# About this exercise:
In your copy, leave out the pictures and reproduce the listing below exactly.

# The data:
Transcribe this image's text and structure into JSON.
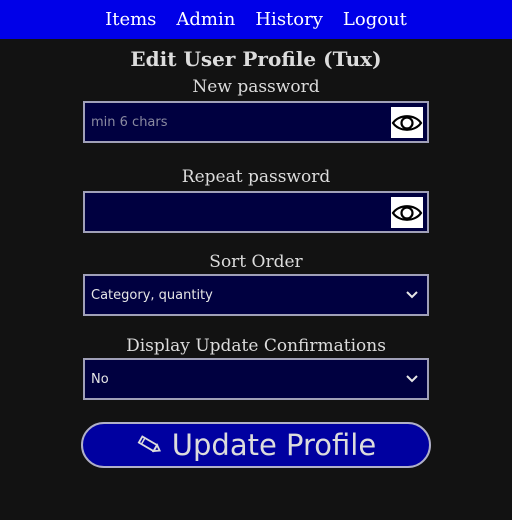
{
  "nav": {
    "items": [
      "Items",
      "Admin",
      "History",
      "Logout"
    ]
  },
  "page": {
    "title": "Edit User Profile (Tux)"
  },
  "form": {
    "new_password_label": "New password",
    "new_password_placeholder": "min 6 chars",
    "repeat_password_label": "Repeat password",
    "sort_order_label": "Sort Order",
    "sort_order_value": "Category, quantity",
    "confirmations_label": "Display Update Confirmations",
    "confirmations_value": "No",
    "submit_label": "Update Profile"
  },
  "icons": {
    "eye": "eye-icon",
    "chevron": "chevron-down-icon",
    "pencil": "pencil-icon"
  },
  "colors": {
    "nav_bg": "#0000e8",
    "field_bg": "#000040",
    "button_bg": "#0000a0",
    "page_bg": "#121212"
  }
}
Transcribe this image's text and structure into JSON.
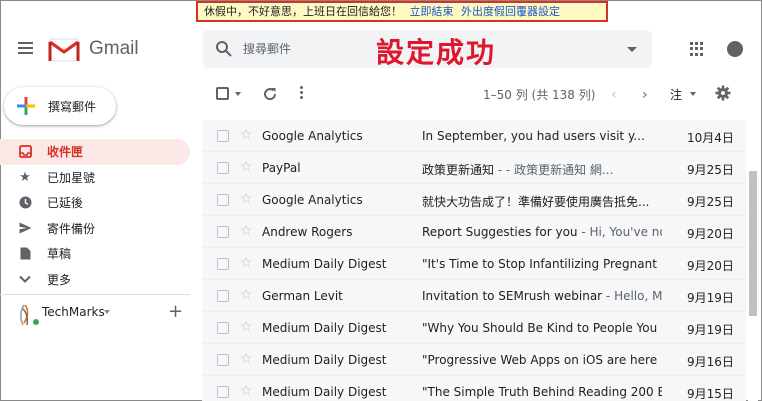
{
  "banner": {
    "message": "休假中，不好意思，上班日在回信給您！",
    "end_link": "立即結束",
    "settings_link": "外出度假回覆器設定"
  },
  "header": {
    "brand": "Gmail",
    "search_placeholder": "搜尋郵件",
    "overlay_title": "設定成功"
  },
  "compose": {
    "label": "撰寫郵件"
  },
  "sidebar": {
    "items": [
      {
        "label": "收件匣",
        "icon": "inbox-icon",
        "active": true
      },
      {
        "label": "已加星號",
        "icon": "star-icon",
        "active": false
      },
      {
        "label": "已延後",
        "icon": "clock-icon",
        "active": false
      },
      {
        "label": "寄件備份",
        "icon": "send-icon",
        "active": false
      },
      {
        "label": "草稿",
        "icon": "draft-icon",
        "active": false
      },
      {
        "label": "更多",
        "icon": "chevron-down-icon",
        "active": false
      }
    ],
    "account_name": "TechMarks"
  },
  "toolbar": {
    "pager": "1–50 列 (共 138 列)",
    "language": "注"
  },
  "emails": [
    {
      "sender": "Google Analytics",
      "subject": "In September, you had  users visit y...",
      "snippet": "",
      "date": "10月4日",
      "read": true
    },
    {
      "sender": "PayPal",
      "subject": "政策更新通知",
      "snippet": " - - 政策更新通知 網...",
      "date": "9月25日",
      "read": true
    },
    {
      "sender": "Google Analytics",
      "subject": "就快大功告成了！準備好要使用廣告抵免...",
      "snippet": "",
      "date": "9月25日",
      "read": true
    },
    {
      "sender": "Andrew Rogers",
      "subject": "Report Suggesties for you",
      "snippet": " - Hi, You've not...",
      "date": "9月20日",
      "read": true
    },
    {
      "sender": "Medium Daily Digest",
      "subject": "\"It's Time to Stop Infantilizing Pregnant",
      "snippet": "",
      "date": "9月20日",
      "read": true
    },
    {
      "sender": "German Levit",
      "subject": "Invitation to SEMrush webinar",
      "snippet": " - Hello, My...",
      "date": "9月19日",
      "read": true
    },
    {
      "sender": "Medium Daily Digest",
      "subject": "\"Why You Should Be Kind to People You",
      "snippet": "",
      "date": "9月19日",
      "read": true
    },
    {
      "sender": "Medium Daily Digest",
      "subject": "\"Progressive Web Apps on iOS are here",
      "snippet": "",
      "date": "9月16日",
      "read": true
    },
    {
      "sender": "Medium Daily Digest",
      "subject": "\"The Simple Truth Behind Reading 200 B",
      "snippet": "",
      "date": "9月15日",
      "read": true
    }
  ],
  "colors": {
    "accent": "#d93025",
    "overlay": "#e0152e",
    "banner_bg": "#fff9c4",
    "link": "#1a57c9"
  }
}
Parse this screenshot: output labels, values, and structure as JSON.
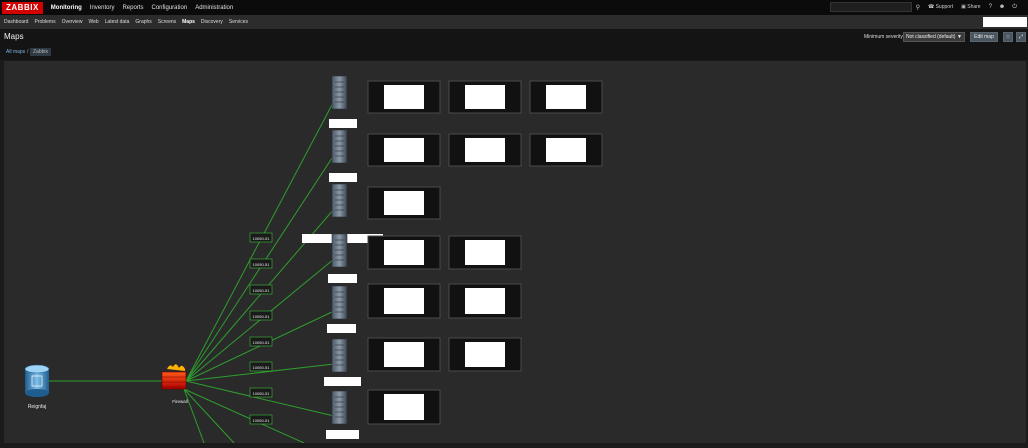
{
  "app": {
    "logo": "ZABBIX"
  },
  "main_nav": [
    "Monitoring",
    "Inventory",
    "Reports",
    "Configuration",
    "Administration"
  ],
  "top_right": {
    "support": "Support",
    "share": "Share",
    "help": "?"
  },
  "sub_nav": [
    "Dashboard",
    "Problems",
    "Overview",
    "Web",
    "Latest data",
    "Graphs",
    "Screens",
    "Maps",
    "Discovery",
    "Services"
  ],
  "header": {
    "title": "Maps",
    "min_severity_label": "Minimum severity",
    "min_severity_value": "Not classified (default)",
    "edit_map_label": "Edit map"
  },
  "breadcrumb": [
    "All maps",
    "Zabbix"
  ],
  "map": {
    "root_label": "Reignfaj",
    "firewall_label": "Firewall",
    "link_label": "10050-51",
    "link_colors": {
      "line": "#2e9e2e",
      "label_border": "#3fbf3f"
    }
  }
}
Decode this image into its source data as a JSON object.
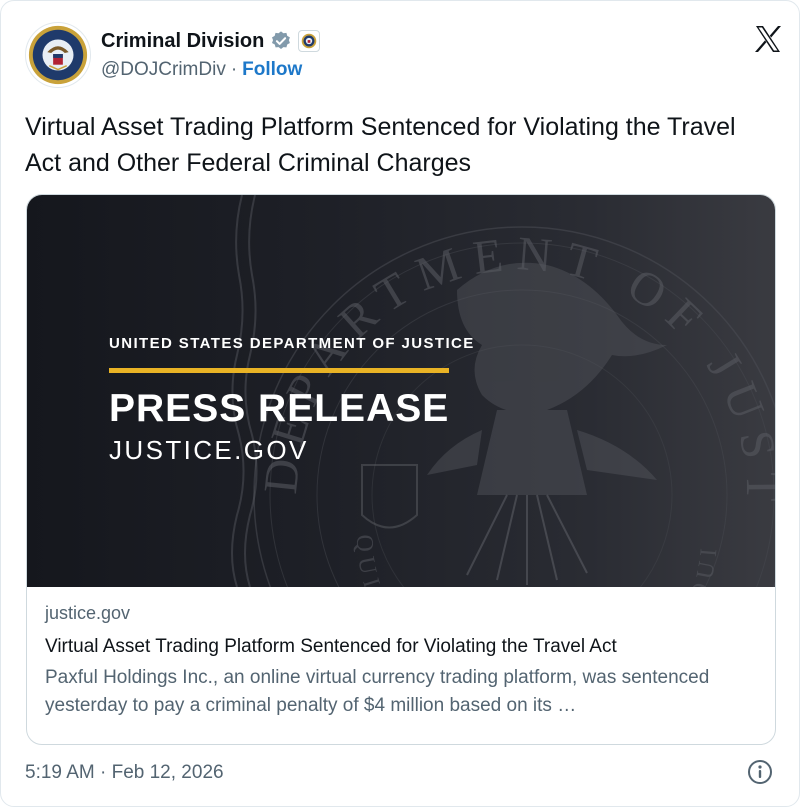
{
  "author": {
    "name": "Criminal Division",
    "handle": "@DOJCrimDiv",
    "separator": "·",
    "follow_label": "Follow"
  },
  "tweet": {
    "text": "Virtual Asset Trading Platform Sentenced for Violating the Travel Act and Other Federal Criminal Charges"
  },
  "card": {
    "image": {
      "kicker": "UNITED STATES DEPARTMENT OF JUSTICE",
      "title": "PRESS RELEASE",
      "url": "JUSTICE.GOV",
      "seal_top_text": "DEPARTMENT OF JUSTICE",
      "seal_bottom_text": "QUI PRO DOMINA JUSTITIA SEQUITUR"
    },
    "domain": "justice.gov",
    "title": "Virtual Asset Trading Platform Sentenced for Violating the Travel Act",
    "description": "Paxful Holdings Inc., an online virtual currency trading platform, was sentenced yesterday to pay a criminal penalty of $4 million based on its …"
  },
  "footer": {
    "timestamp": "5:19 AM · Feb 12, 2026"
  },
  "colors": {
    "follow_blue": "#1d78c9",
    "verified_gray": "#829aab",
    "press_bar_gold": "#e9b325",
    "card_bg_dark": "#1e2027",
    "seal_navy": "#1f3a6b",
    "seal_gold": "#c9a23a"
  },
  "icons": {
    "verified": "verified-badge-icon",
    "affiliate": "doj-seal-affiliate-icon",
    "platform": "x-logo-icon",
    "info": "info-icon"
  }
}
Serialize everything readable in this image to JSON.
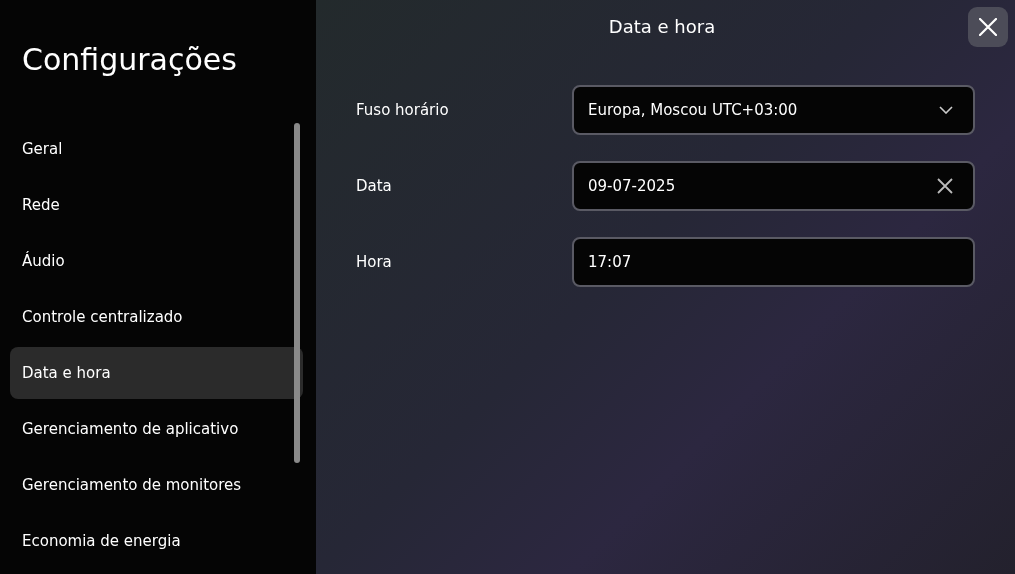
{
  "sidebar": {
    "title": "Configurações",
    "items": [
      {
        "label": "Geral",
        "selected": false
      },
      {
        "label": "Rede",
        "selected": false
      },
      {
        "label": "Áudio",
        "selected": false
      },
      {
        "label": "Controle centralizado",
        "selected": false
      },
      {
        "label": "Data e hora",
        "selected": true
      },
      {
        "label": "Gerenciamento de aplicativo",
        "selected": false
      },
      {
        "label": "Gerenciamento de monitores",
        "selected": false
      },
      {
        "label": "Economia de energia",
        "selected": false
      }
    ]
  },
  "page": {
    "title": "Data e hora",
    "fields": [
      {
        "kind": "select",
        "label": "Fuso horário",
        "value": "Europa, Moscou UTC+03:00"
      },
      {
        "kind": "date",
        "label": "Data",
        "value": "09-07-2025"
      },
      {
        "kind": "text",
        "label": "Hora",
        "value": "17:07"
      }
    ]
  }
}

# Reply to the exercise:
Transcribe this image's text and structure into JSON.
{
  "nav": {
    "items": [
      "Items",
      "Admin",
      "History",
      "Logout"
    ]
  },
  "page": {
    "title": "Edit User Profile (Tux)"
  },
  "form": {
    "new_password_label": "New password",
    "new_password_placeholder": "min 6 chars",
    "repeat_password_label": "Repeat password",
    "sort_order_label": "Sort Order",
    "sort_order_value": "Category, quantity",
    "confirmations_label": "Display Update Confirmations",
    "confirmations_value": "No",
    "submit_label": "Update Profile"
  },
  "icons": {
    "eye": "eye-icon",
    "chevron": "chevron-down-icon",
    "pencil": "pencil-icon"
  },
  "colors": {
    "nav_bg": "#0000e8",
    "field_bg": "#000040",
    "button_bg": "#0000a0",
    "page_bg": "#121212"
  }
}
Transcribe this image's text and structure into JSON.
{
  "banner": {
    "message": "休假中，不好意思，上班日在回信給您！",
    "end_link": "立即結束",
    "settings_link": "外出度假回覆器設定"
  },
  "header": {
    "brand": "Gmail",
    "search_placeholder": "搜尋郵件",
    "overlay_title": "設定成功"
  },
  "compose": {
    "label": "撰寫郵件"
  },
  "sidebar": {
    "items": [
      {
        "label": "收件匣",
        "icon": "inbox-icon",
        "active": true
      },
      {
        "label": "已加星號",
        "icon": "star-icon",
        "active": false
      },
      {
        "label": "已延後",
        "icon": "clock-icon",
        "active": false
      },
      {
        "label": "寄件備份",
        "icon": "send-icon",
        "active": false
      },
      {
        "label": "草稿",
        "icon": "draft-icon",
        "active": false
      },
      {
        "label": "更多",
        "icon": "chevron-down-icon",
        "active": false
      }
    ],
    "account_name": "TechMarks"
  },
  "toolbar": {
    "pager": "1–50 列 (共 138 列)",
    "language": "注"
  },
  "emails": [
    {
      "sender": "Google Analytics",
      "subject": "In September, you had  users visit y...",
      "snippet": "",
      "date": "10月4日",
      "read": true
    },
    {
      "sender": "PayPal",
      "subject": "政策更新通知",
      "snippet": " - - 政策更新通知 網...",
      "date": "9月25日",
      "read": true
    },
    {
      "sender": "Google Analytics",
      "subject": "就快大功告成了！準備好要使用廣告抵免...",
      "snippet": "",
      "date": "9月25日",
      "read": true
    },
    {
      "sender": "Andrew Rogers",
      "subject": "Report Suggesties for you",
      "snippet": " - Hi, You've not...",
      "date": "9月20日",
      "read": true
    },
    {
      "sender": "Medium Daily Digest",
      "subject": "\"It's Time to Stop Infantilizing Pregnant",
      "snippet": "",
      "date": "9月20日",
      "read": true
    },
    {
      "sender": "German Levit",
      "subject": "Invitation to SEMrush webinar",
      "snippet": " - Hello, My...",
      "date": "9月19日",
      "read": true
    },
    {
      "sender": "Medium Daily Digest",
      "subject": "\"Why You Should Be Kind to People You",
      "snippet": "",
      "date": "9月19日",
      "read": true
    },
    {
      "sender": "Medium Daily Digest",
      "subject": "\"Progressive Web Apps on iOS are here",
      "snippet": "",
      "date": "9月16日",
      "read": true
    },
    {
      "sender": "Medium Daily Digest",
      "subject": "\"The Simple Truth Behind Reading 200 B",
      "snippet": "",
      "date": "9月15日",
      "read": true
    }
  ],
  "colors": {
    "accent": "#d93025",
    "overlay": "#e0152e",
    "banner_bg": "#fff9c4",
    "link": "#1a57c9"
  }
}
Parse this screenshot: output labels, values, and structure as JSON.
{
  "app": {
    "logo": "ZABBIX"
  },
  "main_nav": [
    "Monitoring",
    "Inventory",
    "Reports",
    "Configuration",
    "Administration"
  ],
  "top_right": {
    "support": "Support",
    "share": "Share",
    "help": "?"
  },
  "sub_nav": [
    "Dashboard",
    "Problems",
    "Overview",
    "Web",
    "Latest data",
    "Graphs",
    "Screens",
    "Maps",
    "Discovery",
    "Services"
  ],
  "header": {
    "title": "Maps",
    "min_severity_label": "Minimum severity",
    "min_severity_value": "Not classified (default)",
    "edit_map_label": "Edit map"
  },
  "breadcrumb": [
    "All maps",
    "Zabbix"
  ],
  "map": {
    "root_label": "Reignfaj",
    "firewall_label": "Firewall",
    "link_label": "10050-51",
    "link_colors": {
      "line": "#2e9e2e",
      "label_border": "#3fbf3f"
    }
  }
}
Decode this image into its source data as a JSON object.
{
  "author": {
    "name": "Criminal Division",
    "handle": "@DOJCrimDiv",
    "separator": "·",
    "follow_label": "Follow"
  },
  "tweet": {
    "text": "Virtual Asset Trading Platform Sentenced for Violating the Travel Act and Other Federal Criminal Charges"
  },
  "card": {
    "image": {
      "kicker": "UNITED STATES DEPARTMENT OF JUSTICE",
      "title": "PRESS RELEASE",
      "url": "JUSTICE.GOV",
      "seal_top_text": "DEPARTMENT OF JUSTICE",
      "seal_bottom_text": "QUI PRO DOMINA JUSTITIA SEQUITUR"
    },
    "domain": "justice.gov",
    "title": "Virtual Asset Trading Platform Sentenced for Violating the Travel Act",
    "description": "Paxful Holdings Inc., an online virtual currency trading platform, was sentenced yesterday to pay a criminal penalty of $4 million based on its …"
  },
  "footer": {
    "timestamp": "5:19 AM · Feb 12, 2026"
  },
  "colors": {
    "follow_blue": "#1d78c9",
    "verified_gray": "#829aab",
    "press_bar_gold": "#e9b325",
    "card_bg_dark": "#1e2027",
    "seal_navy": "#1f3a6b",
    "seal_gold": "#c9a23a"
  },
  "icons": {
    "verified": "verified-badge-icon",
    "affiliate": "doj-seal-affiliate-icon",
    "platform": "x-logo-icon",
    "info": "info-icon"
  }
}
Serialize everything readable in this image to JSON.
{
  "sidebar": {
    "title": "Configurações",
    "items": [
      {
        "label": "Geral",
        "selected": false
      },
      {
        "label": "Rede",
        "selected": false
      },
      {
        "label": "Áudio",
        "selected": false
      },
      {
        "label": "Controle centralizado",
        "selected": false
      },
      {
        "label": "Data e hora",
        "selected": true
      },
      {
        "label": "Gerenciamento de aplicativo",
        "selected": false
      },
      {
        "label": "Gerenciamento de monitores",
        "selected": false
      },
      {
        "label": "Economia de energia",
        "selected": false
      }
    ]
  },
  "page": {
    "title": "Data e hora",
    "fields": [
      {
        "kind": "select",
        "label": "Fuso horário",
        "value": "Europa, Moscou UTC+03:00"
      },
      {
        "kind": "date",
        "label": "Data",
        "value": "09-07-2025"
      },
      {
        "kind": "text",
        "label": "Hora",
        "value": "17:07"
      }
    ]
  }
}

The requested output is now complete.